March 10th, 2015
There are some mixed feelings about the Algebra II flipped classroom courses taught at MHS.
Some students love it and are clearly able to reap the benefits from this system. For others, it doesn’t seem to “click” and makes learning harder. Whether the student and their family likes it or not often depends on how well the student is doing and how hard they have worked.
The term “flipped classroom” means exactly what it sounds like. The classwork and homework in the course are switched. Instead of listening to a lecture during the class time, the students work through a question packet, asking questions of their teacher and classmates when necessary. For homework, they watch a 10-20 minute lecture video that teaches them the lesson for the next day.
“One downside is that students have to watch the videos. If they don’t watch the videos, then they are really not getting the lessons,” admitted Mr. Jensen, a teacher at MHS running a flipped Algebra II classroom. “It puts a lot of the responsibility back on the students. Now, some like that. Some really thrive in that, some don’t.”
Mrs. Rowanhill, a physics teacher at MHS who also flips her classes, agreed. “It is on the students to watch the videos and if they don’t do it and if they fall behind they have a much harder time keeping up.”
It is all too easy for students to copy notes from a friend, or “watch” the video while actually watching TV. If the students don’t watch the video, “watch” it, or don’t understand it, then they won’t understand the lesson. This almost certainly means that they will struggle to learn the material.
It also means that, since they lack the necessary responsibility to do the 15-30 minutes of work asked of them each night, those same students also don’t like the flipped classroom concept and have decided that this style is not for them.
Though the teacher often spends some time at the beginning of the class reviewing the previous night’s video for clarification, it is still important that the students actually watch the video themselves and strive to understand it to the best of their ability.
During the spring semester of 2014, Mr. Jensen made the homework videos as his class went along through the course. Often, he would assign a video that wouldn’t be up on Blackboard until a little later in the evening because he still had to record the lesson.
It takes a lot of work to set up a flipped classroom, which is perhaps why there are so few of them offered at MHS as of 2015. Most of the Algebra II courses (not all), a few of the physics courses, and only some chemistry classes are taught in this fashion.

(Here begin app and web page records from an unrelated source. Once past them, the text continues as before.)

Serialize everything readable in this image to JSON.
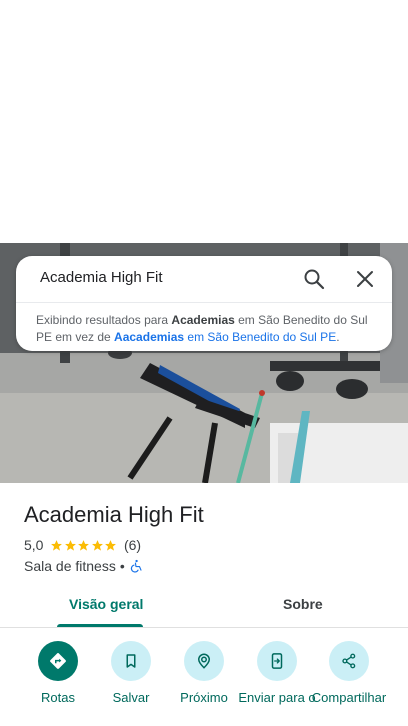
{
  "search": {
    "query": "Academia High Fit",
    "note_prefix": "Exibindo resultados para ",
    "note_term": "Academias",
    "note_loc": " em São Benedito do Sul PE",
    "note_mid": " em vez de ",
    "note_alt_term": "Aacademias",
    "note_alt_loc": " em São Benedito do Sul PE",
    "note_end": "."
  },
  "place": {
    "name": "Academia High Fit",
    "rating": "5,0",
    "stars": 5,
    "reviews": "(6)",
    "category": "Sala de fitness",
    "separator": "•"
  },
  "tabs": [
    {
      "label": "Visão geral",
      "active": true
    },
    {
      "label": "Sobre",
      "active": false
    }
  ],
  "actions": [
    {
      "label": "Rotas",
      "icon": "directions-icon"
    },
    {
      "label": "Salvar",
      "icon": "bookmark-icon"
    },
    {
      "label": "Próximo",
      "icon": "nearby-icon"
    },
    {
      "label": "Enviar para o",
      "icon": "send-to-phone-icon"
    },
    {
      "label": "Compartilhar",
      "icon": "share-icon"
    }
  ],
  "colors": {
    "accent": "#00796b",
    "star": "#fbbc04",
    "link": "#1a73e8",
    "action_bg": "#cbeff6"
  }
}
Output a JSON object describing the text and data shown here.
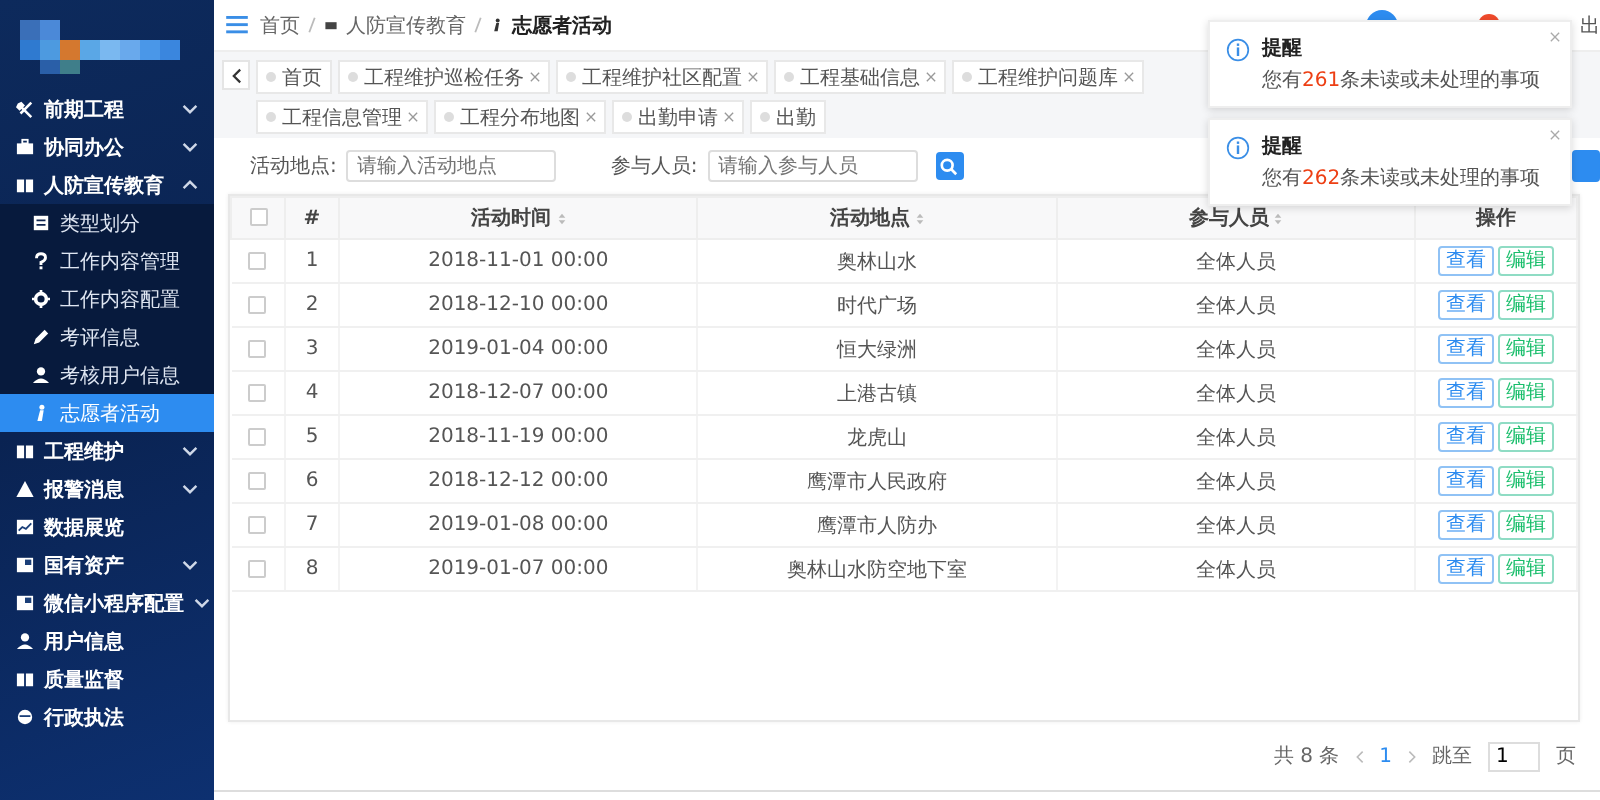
{
  "sidebar": {
    "items": [
      {
        "label": "前期工程",
        "expanded": false
      },
      {
        "label": "协同办公",
        "expanded": false
      },
      {
        "label": "人防宣传教育",
        "expanded": true,
        "children": [
          {
            "label": "类型划分",
            "selected": false
          },
          {
            "label": "工作内容管理",
            "selected": false
          },
          {
            "label": "工作内容配置",
            "selected": false
          },
          {
            "label": "考评信息",
            "selected": false
          },
          {
            "label": "考核用户信息",
            "selected": false
          },
          {
            "label": "志愿者活动",
            "selected": true
          }
        ]
      },
      {
        "label": "工程维护",
        "expanded": false
      },
      {
        "label": "报警消息",
        "expanded": false
      },
      {
        "label": "数据展览"
      },
      {
        "label": "国有资产",
        "expanded": false
      },
      {
        "label": "微信小程序配置",
        "expanded": false
      },
      {
        "label": "用户信息"
      },
      {
        "label": "质量监督"
      },
      {
        "label": "行政执法"
      }
    ]
  },
  "breadcrumb": [
    "首页",
    "人防宣传教育",
    "志愿者活动"
  ],
  "header": {
    "exit_text": "出"
  },
  "tabs": [
    {
      "label": "首页",
      "closable": false
    },
    {
      "label": "工程维护巡检任务",
      "closable": true
    },
    {
      "label": "工程维护社区配置",
      "closable": true
    },
    {
      "label": "工程基础信息",
      "closable": true
    },
    {
      "label": "工程维护问题库",
      "closable": true
    },
    {
      "label": "工程信息管理",
      "closable": true
    },
    {
      "label": "工程分布地图",
      "closable": true
    },
    {
      "label": "出勤申请",
      "closable": true
    },
    {
      "label": "出勤",
      "closable": false
    }
  ],
  "filters": [
    {
      "label": "活动地点:",
      "placeholder": "请输入活动地点"
    },
    {
      "label": "参与人员:",
      "placeholder": "请输入参与人员"
    }
  ],
  "table": {
    "all_checked": false,
    "columns": [
      {
        "label": "#",
        "sortable": false
      },
      {
        "label": "活动时间",
        "sortable": true
      },
      {
        "label": "活动地点",
        "sortable": true
      },
      {
        "label": "参与人员",
        "sortable": true
      },
      {
        "label": "操作",
        "sortable": false
      }
    ],
    "rows": [
      {
        "checked": false,
        "cells": [
          "1",
          "2018-11-01 00:00",
          "奥林山水",
          "全体人员"
        ],
        "actions": [
          {
            "kind": "view",
            "label": "查看"
          },
          {
            "kind": "edit",
            "label": "编辑"
          }
        ]
      },
      {
        "checked": false,
        "cells": [
          "2",
          "2018-12-10 00:00",
          "时代广场",
          "全体人员"
        ],
        "actions": [
          {
            "kind": "view",
            "label": "查看"
          },
          {
            "kind": "edit",
            "label": "编辑"
          }
        ]
      },
      {
        "checked": false,
        "cells": [
          "3",
          "2019-01-04 00:00",
          "恒大绿洲",
          "全体人员"
        ],
        "actions": [
          {
            "kind": "view",
            "label": "查看"
          },
          {
            "kind": "edit",
            "label": "编辑"
          }
        ]
      },
      {
        "checked": false,
        "cells": [
          "4",
          "2018-12-07 00:00",
          "上港古镇",
          "全体人员"
        ],
        "actions": [
          {
            "kind": "view",
            "label": "查看"
          },
          {
            "kind": "edit",
            "label": "编辑"
          }
        ]
      },
      {
        "checked": false,
        "cells": [
          "5",
          "2018-11-19 00:00",
          "龙虎山",
          "全体人员"
        ],
        "actions": [
          {
            "kind": "view",
            "label": "查看"
          },
          {
            "kind": "edit",
            "label": "编辑"
          }
        ]
      },
      {
        "checked": false,
        "cells": [
          "6",
          "2018-12-12 00:00",
          "鹰潭市人民政府",
          "全体人员"
        ],
        "actions": [
          {
            "kind": "view",
            "label": "查看"
          },
          {
            "kind": "edit",
            "label": "编辑"
          }
        ]
      },
      {
        "checked": false,
        "cells": [
          "7",
          "2019-01-08 00:00",
          "鹰潭市人防办",
          "全体人员"
        ],
        "actions": [
          {
            "kind": "view",
            "label": "查看"
          },
          {
            "kind": "edit",
            "label": "编辑"
          }
        ]
      },
      {
        "checked": false,
        "cells": [
          "8",
          "2019-01-07 00:00",
          "奥林山水防空地下室",
          "全体人员"
        ],
        "actions": [
          {
            "kind": "view",
            "label": "查看"
          },
          {
            "kind": "edit",
            "label": "编辑"
          }
        ]
      }
    ]
  },
  "pagination": {
    "total": "共 8 条",
    "pages": [
      {
        "label": "1",
        "selected": true
      }
    ],
    "jump_label": "跳至",
    "jump_value": "1",
    "page_unit": "页"
  },
  "notifications": [
    {
      "title": "提醒",
      "message_before": "您有",
      "count": "261",
      "message_after": "条未读或未处理的事项"
    },
    {
      "title": "提醒",
      "message_before": "您有",
      "count": "262",
      "message_after": "条未读或未处理的事项"
    }
  ]
}
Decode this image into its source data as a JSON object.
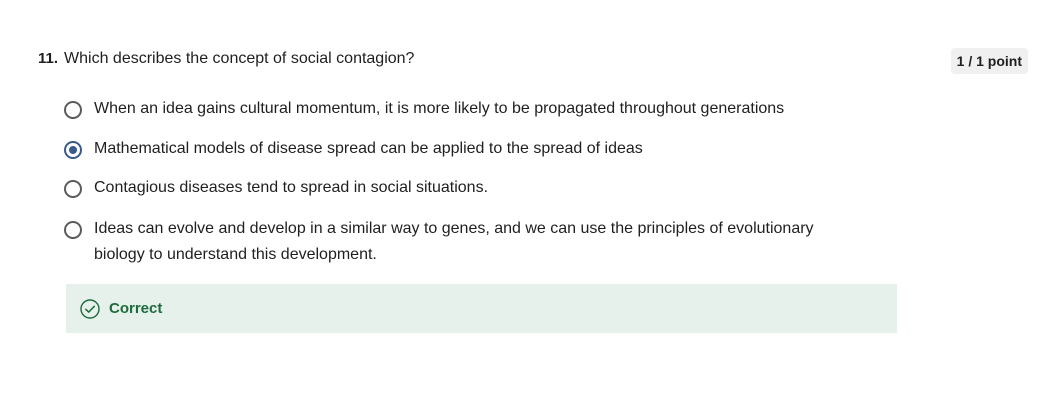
{
  "question": {
    "number": "11.",
    "text": "Which describes the concept of social contagion?",
    "score": "1 / 1 point"
  },
  "options": [
    {
      "text": "When an idea gains cultural momentum, it is more likely to be propagated throughout generations",
      "selected": false
    },
    {
      "text": "Mathematical models of disease spread can be applied to the spread of ideas",
      "selected": true
    },
    {
      "text": "Contagious diseases tend to spread in social situations.",
      "selected": false
    },
    {
      "text": "Ideas can evolve and develop in a similar way to genes, and we can use the principles of evolutionary biology to understand this development.",
      "selected": false
    }
  ],
  "feedback": {
    "label": "Correct",
    "icon": "check-circle-icon",
    "color": "#1e6b3d",
    "background": "#e6f1ec"
  },
  "colors": {
    "radio_selected": "#3a5a8c"
  }
}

In fact, due to complaints from some first semester students of 2015, even less Algebra II courses are taught with a flipped classroom format for this second semester.
There are plenty of students who work hard, do well, and love this course. Ma’ayan Amar (’18), and a member of Mr. Jensen’s Algebra II class is one of them.
Amar said: “I really enjoy the flipped classrooms because it saves time. . . sometimes it’s a little confusing. . . but I wouldn’t really say there were any negative aspects.”
Many students agree with her. They love the shortened homework and lecture time.
Though there is limited data to go by, students have collectively been doing just as well in terms of grades during the flipped courses as they have been in the more traditional classes.
Some teachers like the concept of a flipped classroom. It sounds appealing to have some relaxing semesters with minimal lecturing and prep work, once all the videos are done.
The negative side to this is the semester it took to create the videos.
There are numerous pluses and minuses to this style of teaching, so the questions are: where is this going and will there be more flipped classrooms in the future?
Whether there are more flipped classrooms in store for Monticello students is yet to be seen.
Jenna Driskill (‘18) and Cassidy Wells (‘18) hope that they are enrolled in some flipped classes in the coming years.
Wells said, “I think that flipped classrooms are a lot more efficient.”